Work order: Here are some entries. Print them exactly as they are.

****

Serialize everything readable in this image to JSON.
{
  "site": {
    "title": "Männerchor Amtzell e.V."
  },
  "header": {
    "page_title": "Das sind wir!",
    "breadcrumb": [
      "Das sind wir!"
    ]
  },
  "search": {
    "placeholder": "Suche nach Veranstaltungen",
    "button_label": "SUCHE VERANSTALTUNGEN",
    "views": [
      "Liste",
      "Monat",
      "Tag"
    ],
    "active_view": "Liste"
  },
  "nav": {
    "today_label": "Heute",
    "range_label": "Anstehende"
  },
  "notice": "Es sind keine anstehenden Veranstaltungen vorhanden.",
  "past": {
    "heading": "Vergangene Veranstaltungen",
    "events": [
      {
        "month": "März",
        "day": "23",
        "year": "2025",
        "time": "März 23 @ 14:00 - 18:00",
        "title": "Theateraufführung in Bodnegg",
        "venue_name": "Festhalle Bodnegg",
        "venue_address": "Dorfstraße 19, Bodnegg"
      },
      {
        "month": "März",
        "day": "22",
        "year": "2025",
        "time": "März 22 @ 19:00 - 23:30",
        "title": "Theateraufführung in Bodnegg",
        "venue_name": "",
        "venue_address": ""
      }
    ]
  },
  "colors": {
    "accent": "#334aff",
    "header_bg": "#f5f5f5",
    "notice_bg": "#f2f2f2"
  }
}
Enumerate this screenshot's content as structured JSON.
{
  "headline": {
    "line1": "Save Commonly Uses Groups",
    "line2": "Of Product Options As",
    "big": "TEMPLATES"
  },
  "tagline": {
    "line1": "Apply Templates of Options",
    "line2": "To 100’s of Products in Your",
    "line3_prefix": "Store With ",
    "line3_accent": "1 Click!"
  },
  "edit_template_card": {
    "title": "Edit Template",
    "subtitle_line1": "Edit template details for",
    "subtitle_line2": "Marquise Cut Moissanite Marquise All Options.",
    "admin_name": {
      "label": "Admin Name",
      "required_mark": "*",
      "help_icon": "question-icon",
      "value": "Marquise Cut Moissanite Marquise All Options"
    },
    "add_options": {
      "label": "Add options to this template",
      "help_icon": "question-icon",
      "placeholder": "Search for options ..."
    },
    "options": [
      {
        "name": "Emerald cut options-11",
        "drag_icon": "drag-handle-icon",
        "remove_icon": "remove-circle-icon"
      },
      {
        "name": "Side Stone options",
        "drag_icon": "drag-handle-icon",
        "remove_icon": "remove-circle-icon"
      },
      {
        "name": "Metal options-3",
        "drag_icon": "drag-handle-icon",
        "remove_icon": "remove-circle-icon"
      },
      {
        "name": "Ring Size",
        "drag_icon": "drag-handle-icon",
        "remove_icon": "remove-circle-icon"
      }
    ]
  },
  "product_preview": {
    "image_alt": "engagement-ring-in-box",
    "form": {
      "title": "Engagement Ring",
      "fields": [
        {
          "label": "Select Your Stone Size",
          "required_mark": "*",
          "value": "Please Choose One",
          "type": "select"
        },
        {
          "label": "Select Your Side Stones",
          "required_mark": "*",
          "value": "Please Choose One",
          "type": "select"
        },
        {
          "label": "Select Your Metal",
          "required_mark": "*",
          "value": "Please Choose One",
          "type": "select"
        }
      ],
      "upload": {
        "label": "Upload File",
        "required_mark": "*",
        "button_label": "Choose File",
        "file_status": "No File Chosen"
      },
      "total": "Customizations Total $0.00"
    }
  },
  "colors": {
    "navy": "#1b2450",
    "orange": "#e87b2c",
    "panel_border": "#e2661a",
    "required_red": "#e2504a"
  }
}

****

Reply:
Serialize everything readable in this image to JSON.
{
  "site": {
    "title": "Männerchor Amtzell e.V."
  },
  "header": {
    "page_title": "Das sind wir!",
    "breadcrumb": [
      "Das sind wir!"
    ]
  },
  "search": {
    "placeholder": "Suche nach Veranstaltungen",
    "button_label": "SUCHE VERANSTALTUNGEN",
    "views": [
      "Liste",
      "Monat",
      "Tag"
    ],
    "active_view": "Liste"
  },
  "nav": {
    "today_label": "Heute",
    "range_label": "Anstehende"
  },
  "notice": "Es sind keine anstehenden Veranstaltungen vorhanden.",
  "past": {
    "heading": "Vergangene Veranstaltungen",
    "events": [
      {
        "month": "März",
        "day": "23",
        "year": "2025",
        "time": "März 23 @ 14:00 - 18:00",
        "title": "Theateraufführung in Bodnegg",
        "venue_name": "Festhalle Bodnegg",
        "venue_address": "Dorfstraße 19, Bodnegg"
      },
      {
        "month": "März",
        "day": "22",
        "year": "2025",
        "time": "März 22 @ 19:00 - 23:30",
        "title": "Theateraufführung in Bodnegg",
        "venue_name": "",
        "venue_address": ""
      }
    ]
  },
  "colors": {
    "accent": "#334aff",
    "header_bg": "#f5f5f5",
    "notice_bg": "#f2f2f2"
  }
}
Enumerate this screenshot's content as structured JSON.
{
  "headline": {
    "line1": "Save Commonly Uses Groups",
    "line2": "Of Product Options As",
    "big": "TEMPLATES"
  },
  "tagline": {
    "line1": "Apply Templates of Options",
    "line2": "To 100’s of Products in Your",
    "line3_prefix": "Store With ",
    "line3_accent": "1 Click!"
  },
  "edit_template_card": {
    "title": "Edit Template",
    "subtitle_line1": "Edit template details for",
    "subtitle_line2": "Marquise Cut Moissanite Marquise All Options.",
    "admin_name": {
      "label": "Admin Name",
      "required_mark": "*",
      "help_icon": "question-icon",
      "value": "Marquise Cut Moissanite Marquise All Options"
    },
    "add_options": {
      "label": "Add options to this template",
      "help_icon": "question-icon",
      "placeholder": "Search for options ..."
    },
    "options": [
      {
        "name": "Emerald cut options-11",
        "drag_icon": "drag-handle-icon",
        "remove_icon": "remove-circle-icon"
      },
      {
        "name": "Side Stone options",
        "drag_icon": "drag-handle-icon",
        "remove_icon": "remove-circle-icon"
      },
      {
        "name": "Metal options-3",
        "drag_icon": "drag-handle-icon",
        "remove_icon": "remove-circle-icon"
      },
      {
        "name": "Ring Size",
        "drag_icon": "drag-handle-icon",
        "remove_icon": "remove-circle-icon"
      }
    ]
  },
  "product_preview": {
    "image_alt": "engagement-ring-in-box",
    "form": {
      "title": "Engagement Ring",
      "fields": [
        {
          "label": "Select Your Stone Size",
          "required_mark": "*",
          "value": "Please Choose One",
          "type": "select"
        },
        {
          "label": "Select Your Side Stones",
          "required_mark": "*",
          "value": "Please Choose One",
          "type": "select"
        },
        {
          "label": "Select Your Metal",
          "required_mark": "*",
          "value": "Please Choose One",
          "type": "select"
        }
      ],
      "upload": {
        "label": "Upload File",
        "required_mark": "*",
        "button_label": "Choose File",
        "file_status": "No File Chosen"
      },
      "total": "Customizations Total $0.00"
    }
  },
  "colors": {
    "navy": "#1b2450",
    "orange": "#e87b2c",
    "panel_border": "#e2661a",
    "required_red": "#e2504a"
  }
}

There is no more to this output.